“If you want to get ahead get a hat”
It’s a play on words, used as an advertising slogan in the UK in the 1940s. It would seem that those words struck a chord, as they remain in the public consciousness to this day. Maybe that’s because they’re true.
They certainly were in Paris, in 1986.
Daniel Mercier was an accountant, with a career that was solid but not spectacular.
One evening, when his wife and child were away, he decided that he would treat himself to a lovely meal and a good bottle of wine at a smart brassiere. While he eating a man sat down on the banquette next to him: Daniel was amazed to find himself sitting alongside President Mitterrand, who was dining with a couple of associates.
Daniel was thrilled: he would have a wonderful memory and a fine tale to tell!
When the presidential party left the president left his hat behind. Nobody noticed, and so Daniel tried it on. The president’s hat! He rather liked it and so he walked out of the restaurant wearing it.

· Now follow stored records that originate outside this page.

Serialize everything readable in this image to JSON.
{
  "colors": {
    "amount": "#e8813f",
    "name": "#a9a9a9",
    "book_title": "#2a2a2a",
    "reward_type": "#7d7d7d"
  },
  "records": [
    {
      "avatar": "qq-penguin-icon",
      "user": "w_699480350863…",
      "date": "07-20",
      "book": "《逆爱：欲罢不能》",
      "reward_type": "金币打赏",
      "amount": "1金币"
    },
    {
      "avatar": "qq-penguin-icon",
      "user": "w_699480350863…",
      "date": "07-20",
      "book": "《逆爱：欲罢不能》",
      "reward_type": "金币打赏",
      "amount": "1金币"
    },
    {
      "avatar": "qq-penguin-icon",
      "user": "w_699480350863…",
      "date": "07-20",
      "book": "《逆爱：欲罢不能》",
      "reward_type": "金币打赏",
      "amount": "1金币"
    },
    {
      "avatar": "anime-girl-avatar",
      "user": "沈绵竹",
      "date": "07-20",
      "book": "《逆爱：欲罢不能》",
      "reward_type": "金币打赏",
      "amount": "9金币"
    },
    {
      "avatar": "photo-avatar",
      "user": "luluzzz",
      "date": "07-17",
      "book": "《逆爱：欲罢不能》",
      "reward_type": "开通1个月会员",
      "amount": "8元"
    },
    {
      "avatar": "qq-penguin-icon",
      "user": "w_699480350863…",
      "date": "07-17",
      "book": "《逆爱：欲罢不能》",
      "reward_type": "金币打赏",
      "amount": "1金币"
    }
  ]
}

And then his whole life seems to changed. He was more confident at work, more ready to speak out, and he impressed his colleagues and his superiors. He won a fine promotion.
But then Daniel lost the hat.
A young woman writer found it. She tried it on, she rather liked it, and as there was no sign of the owner she kept it. The hat gave her the confidence to change her life, but then she lost it.
Somebody else picked it up, their life changed, and then they lost the hat. And so it went on.
Daniel was the only one who knew where the hat had come from, and so he was the only one who chased it. That tied the stories together, making this a proper novel with a beginning, a middle and an end, rather than a series of linked stories.
The story of the president’s hat says much about what many things. Big things. Love, work, creativity, recovery, hope, politics …. It says that small things, random chances, can change the course of a life. And it says that you really should reach out for your dream.
But, of course, the big question is this: does the power lie within the hat, or does it simply awaken the power in each individual who wears it. That question stays up in the air, but I know what I think.
The setting – Paris nearly thirty years ago – was perfect. Long enough ago to be nostalgic, recent enough to be familiar, and could you really imagine this story anywhere else but Paris?
I found it very easy to keep turning pages. The style was light and bright, the stories were charming, and I always wanted to know what was happen enough.
There was just enough substance, just enough to think about.
And the ending was perfect.